Studies have shown that patients with uncontrolled diabletes experience more extensive and severe periodontal disease than patients who maintain excellent diabetic control. Many long-term studies have indicated that individuals with diabetes are three times more likely to show signs of bone loss, deep pocket depth, tooth mobility, and early tooth loss than healthy individuals (Van Dyke TE 2008 Journal of Periodontology).
Severe periodontal disease can increase blood sugar, and thereby increase a diabetic patient’s risk for complications. Diabetics who have periodontal disease should therefore be treated to eliminate the periodontal infection.
This recommendation is supported by a study reported in The Journal of Periodontology in 1997, which centered on 113 Pima Indians with both diabetes and periodontal disease. The study found that when periodontal infections were treated, management of the subjects’ diabetes notably improved.
Several mechanisms have been proposed to explain the greater incidence and severity of periodontal disease in diabetics. Experts suggest the relationship between diabetes and periodontal disease can worsen both conditions if either condition is not properly controlled.
Decrease in host defense: The immune system may not function properly in people with diabetes, which thereby increases the risk of periodontal disease. Diabetes tends to increase susceptibility to bacterial infection by reducing the effectiveness of cells that kill bacteria.
Enhanced inflammation: Diabetes may cause the production of higher levels of inflammatory cells, which can lead to greater bone loss.
Damage to capillaries: Changes in the small blood vessels seen in the retinas and kidneys of diabetic patients, can also occur in the periodontium. Damage to the capillaries in the gums may reduce the blood supply and thereby limit the actions of the defense cells in response to bacterial plaque.
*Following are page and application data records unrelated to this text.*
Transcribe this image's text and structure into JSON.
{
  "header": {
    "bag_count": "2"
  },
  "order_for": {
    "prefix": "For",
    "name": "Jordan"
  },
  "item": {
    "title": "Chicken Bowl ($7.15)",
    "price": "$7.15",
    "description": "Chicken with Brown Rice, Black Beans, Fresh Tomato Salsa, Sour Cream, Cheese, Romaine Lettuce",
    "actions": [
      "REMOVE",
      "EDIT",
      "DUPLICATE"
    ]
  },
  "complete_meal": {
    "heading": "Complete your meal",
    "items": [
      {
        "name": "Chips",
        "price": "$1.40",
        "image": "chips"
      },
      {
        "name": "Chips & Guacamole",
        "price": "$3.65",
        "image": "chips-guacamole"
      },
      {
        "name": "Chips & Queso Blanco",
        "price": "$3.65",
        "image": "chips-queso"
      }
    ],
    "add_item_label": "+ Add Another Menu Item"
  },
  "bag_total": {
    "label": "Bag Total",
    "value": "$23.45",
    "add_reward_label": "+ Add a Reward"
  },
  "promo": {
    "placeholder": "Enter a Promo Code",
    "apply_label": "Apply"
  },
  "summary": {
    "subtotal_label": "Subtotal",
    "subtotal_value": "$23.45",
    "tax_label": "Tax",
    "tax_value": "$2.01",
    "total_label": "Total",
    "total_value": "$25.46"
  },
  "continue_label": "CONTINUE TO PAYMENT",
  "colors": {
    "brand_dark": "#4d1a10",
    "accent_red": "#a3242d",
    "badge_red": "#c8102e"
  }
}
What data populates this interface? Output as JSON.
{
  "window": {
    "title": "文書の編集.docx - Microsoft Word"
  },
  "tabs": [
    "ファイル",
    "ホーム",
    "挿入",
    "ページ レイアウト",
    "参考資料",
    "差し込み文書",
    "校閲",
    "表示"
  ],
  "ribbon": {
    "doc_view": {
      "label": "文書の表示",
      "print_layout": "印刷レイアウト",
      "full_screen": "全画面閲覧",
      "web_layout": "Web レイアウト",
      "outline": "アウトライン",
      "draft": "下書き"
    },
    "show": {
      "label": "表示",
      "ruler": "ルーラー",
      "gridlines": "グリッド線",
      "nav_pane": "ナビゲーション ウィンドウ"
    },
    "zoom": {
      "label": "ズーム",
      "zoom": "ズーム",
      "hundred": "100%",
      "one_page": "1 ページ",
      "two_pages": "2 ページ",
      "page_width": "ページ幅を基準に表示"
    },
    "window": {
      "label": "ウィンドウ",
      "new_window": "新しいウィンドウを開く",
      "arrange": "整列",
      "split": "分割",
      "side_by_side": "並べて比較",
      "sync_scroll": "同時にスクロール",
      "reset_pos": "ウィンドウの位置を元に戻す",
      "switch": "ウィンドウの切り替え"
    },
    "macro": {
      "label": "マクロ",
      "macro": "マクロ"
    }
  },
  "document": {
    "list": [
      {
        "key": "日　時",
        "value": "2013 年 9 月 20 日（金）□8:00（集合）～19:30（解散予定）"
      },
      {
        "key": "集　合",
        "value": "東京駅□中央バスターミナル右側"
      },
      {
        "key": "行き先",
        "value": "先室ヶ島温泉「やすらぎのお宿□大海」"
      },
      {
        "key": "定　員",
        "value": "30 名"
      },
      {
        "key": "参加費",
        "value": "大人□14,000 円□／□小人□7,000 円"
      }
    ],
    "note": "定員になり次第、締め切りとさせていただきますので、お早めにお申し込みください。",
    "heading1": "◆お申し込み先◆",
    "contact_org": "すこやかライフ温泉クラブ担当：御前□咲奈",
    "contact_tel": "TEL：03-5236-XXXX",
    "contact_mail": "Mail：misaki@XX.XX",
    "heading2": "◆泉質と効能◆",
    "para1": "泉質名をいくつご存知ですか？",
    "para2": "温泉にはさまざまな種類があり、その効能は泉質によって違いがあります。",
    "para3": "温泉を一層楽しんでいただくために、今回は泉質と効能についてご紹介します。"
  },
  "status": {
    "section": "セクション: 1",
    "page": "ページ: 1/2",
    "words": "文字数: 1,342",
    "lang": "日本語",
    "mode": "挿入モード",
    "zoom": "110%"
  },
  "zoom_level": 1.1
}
Poor oral hygiene: It is vital for diabetics to maintain excellent levels of oral health. If daily brushing and flossing do not occur, harmful oral bacteria can ingest the excess sugar between the teeth and colonize more freely below the gum line. This exacerbates the metabolic problems experienced by diabetes sufferers.